The panelists include scholars from the Heritage Foundation and the American Enterprise Institute, the president of Laredo Petroleum and a former official at the Environmental Protection Agency.
The Obama administration, in a major environmental policy shift, is leaning toward asking 195 nations that ratified the U.N. ozone treaty to enact mandatory reductions in hydrofluorocarbons, according to U.S. officials and documents obtained by The Associated Press.
“We’re considering this as an option,” Environmental Protection Agency spokeswoman Adora Andy said Wednesday, emphasizing that while a final decision has not been made it was accurate to describe this as the administration’s “preferred option.”
The federal stimulus package and the city’s ambitious “green building” initiative should provide a jobs bonanza for heating, ventilation and air conditioning (HVAC) specialists, city officials said yesterday.
Addressing HVAC specialists at a gathering here, a senior policy adviser for Mayor Michael Bloomberg (I) said plans to bolster buildings’ energy efficiency include a “green work force” package that relies on the City University of New York, the New York State Energy Research and Development Authority, and the American Society of Heating, Refrigerating and Air-Conditioning Engineers (ASHRAE) to train workers.
Bloomberg’s “Greener, Greater Buildings Plan” was announced on Earth Day and focuses heavily on enhancing the energy efficiency of existing structures. City officials estimate that buildings are the source of about 80 percent of the city’s greenhouse gas emissions.
PHOTOVOLTAIC cells are already a familiar sight on rooftops. But one day, miniature cells may also be found in more unconventional places: power-generating windows, car sunroofs or even awnings.
The new technology is the work of a researcher and his colleagues who developed a way to print ultrathin, semitransparent and flexible cells on plastic, cloth and other materials. If the technology succeeds, it may provide the solar industry with alternatives to the fixed installations that are common today: cells may be printed on plastic rolls that could be unfurled for dozens of uses, or stamped onto fabric for T-shirts or other clothes that collect energy while worn.

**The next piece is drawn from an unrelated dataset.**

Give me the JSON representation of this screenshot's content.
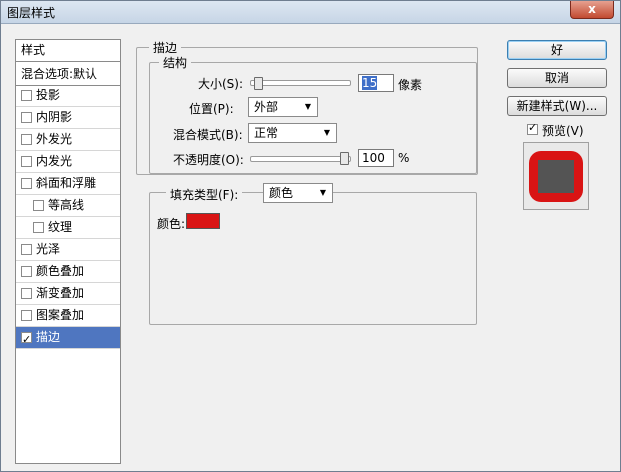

Consumers are skeptical about a wave of green advertising even as the overall value of that market is exploding, according to results of market research issued today by Havas Media, a unit of Havas, a global marketing company based in Paris.
The study, Sustainable Futures ’09, finds that many companies are unable to get their messages through to consumers because some marketing campaigns are seen as little more than opportunism on the part of big business.
Lockheed and a few other companies are pursuing ocean thermal energy conversion, which uses the difference in temperature between the ocean’s warm surface and its chilly depths to generate electricity.
Experts say that the balmy waters off Hawaii and Puerto Rico, as well as near United States military bases on islands like Diego Garcia in the Indian Ocean or Guam in the Pacific, would be good sites for developing this type of energy.
Compiled by Max Luken and Carlin Rosengarten